President Schill’s email this morning:
Dear University of Oregon community,
There is no question we are living in a moment when our nation is painfully coming to grips with the reality of systemic racism that has been woven into the fabric of our society for generations. Racism exists despite the bloody battles of the Civil War, despite protections guaranteed by the Fourteenth and Fifteenth amendments, despite the hard-fought victories of the Civil Rights movement, and despite more recent efforts of individuals and institutions to consciously promote diversity and inclusion. Events of the last few weeks have sadly demonstrated that racists in our country still kill Black people and other people of color. Racism still endures within our nation’s power structure, and racism still keeps Black, Indigenous, Latinx, and Asian people from equal access to health care, education, justice, economic prosperity, and so much more. People are angry, people are hurt, people are enraged.

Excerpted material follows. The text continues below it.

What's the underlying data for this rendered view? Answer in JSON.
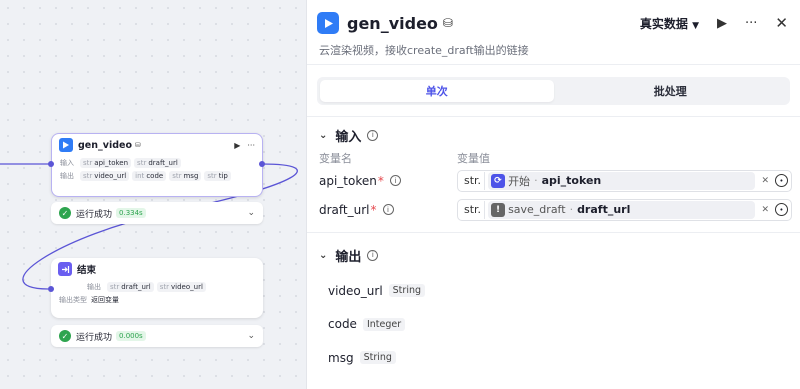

On Saturday, what some consider to be symbols of racism and oppression on our campus were targeted by an anonymous group of protestors. Both the Pioneer and Pioneer Mother statues were torn from their pedestals and vandalized in dramatic fashion. While I strongly believe in the power of peaceful protest and the right to free expression and dissent, I condemn these acts of destruction. What happened Saturday evening was unacceptable.
Last week I told the University Senate that the institution would move forward with a process of determining whether the Pioneer statues—as well as other historic monuments and artwork on campus that may be viewed as symbols of oppression—should be taken down. I regret that we will no longer have the opportunity for that type of deliberative and inclusive process. Nevertheless, we need to move forward as a community.
One of the long-standing challenges with the Pioneer statues was their lack of contextualization and materials to fully explain their complicated meaning—both good and bad. Therefore, I will ask the Committee on Recognizing Our Diverse History to work with our museums to explore permanent installations or other opportunities to exhibit the statues in a manner that places them in appropriate historical context. In the meantime, the statues have both been put into storage. Neither statue will go back to their previous places of prominence on campus. [emphasis added]
These are incredibly difficult times. Removing or relocating a statue or a piece of art does not change the need for the hard work of confronting racism that is ahead of us as a nation, a state, and a university. I honestly do not know where exactly that will lead us, but I have to believe that something positive will come from all of this pain. As an institution, we will continue to listen, seek understanding, and find meaningful ways to recognize and strengthen communities of color. We will redouble our efforts and explore new ways to support diversity and inclusion among students, faculty, and staff and bolster ally-ship on the University of Oregon campus. We must and we will.
Sincerely, Michael H. Schill
President and Professor of Law
Back in Jan 2018 the UO Senate passed resolution 17/18-06, which included this:
… 1.11 WHEREAS the UO campus still prominently displays signs and monuments that glorify white colonization and domination, while failing to do enough to honor the work and sacrifices made for justice and equity; and
… 2.3 BE IT FINALLY RESOLVED that we request that the University President in consultation with the Senate President and student leaders, convene an ad hoc task force comprised of members from all campus constituencies to discuss, identify and propose campus education about the UO’s history as it relates to diversity and inclusivity, as well as recommend changes, modifications and additions to spaces and monuments which still narrate the campus along the lines of white supremacist mythologies.
Note that this task force was not charged with considering whether or not to *remove* the Pioneer Mother and Father – just with how they might be modified, with such things as interpretive plaques etc. Schill would not appoint a presidential task force if it was allowed to consider removal of the statues, because of virulent opposition from some wealthy alumni. I encouraged the Senate to go along with the weak charge above, seeing no point to a Senate-only committee that would be actively opposed by President Schill. In short, I was a coward.
Even the modest goal of adding interpretive information about the statues was never done, as will surprise no one who has tried to get a committee to do anything, and which I’m sure was not a surprise to Schill – who made no effort to push along his committee’s work. Apparently they never even wrote a report. Now President Schill is – you guessed it – establishing a new committee to spread the blame for whatever happens next. It will be interesting to see who will be willing to join such a committee.
For a pretty clear explanation of the racism behind the statues, or at least the Pioneer Father, read the paper by UO History grad student Marc James Carpenter for the Oregon Historical Society, here. The abstract: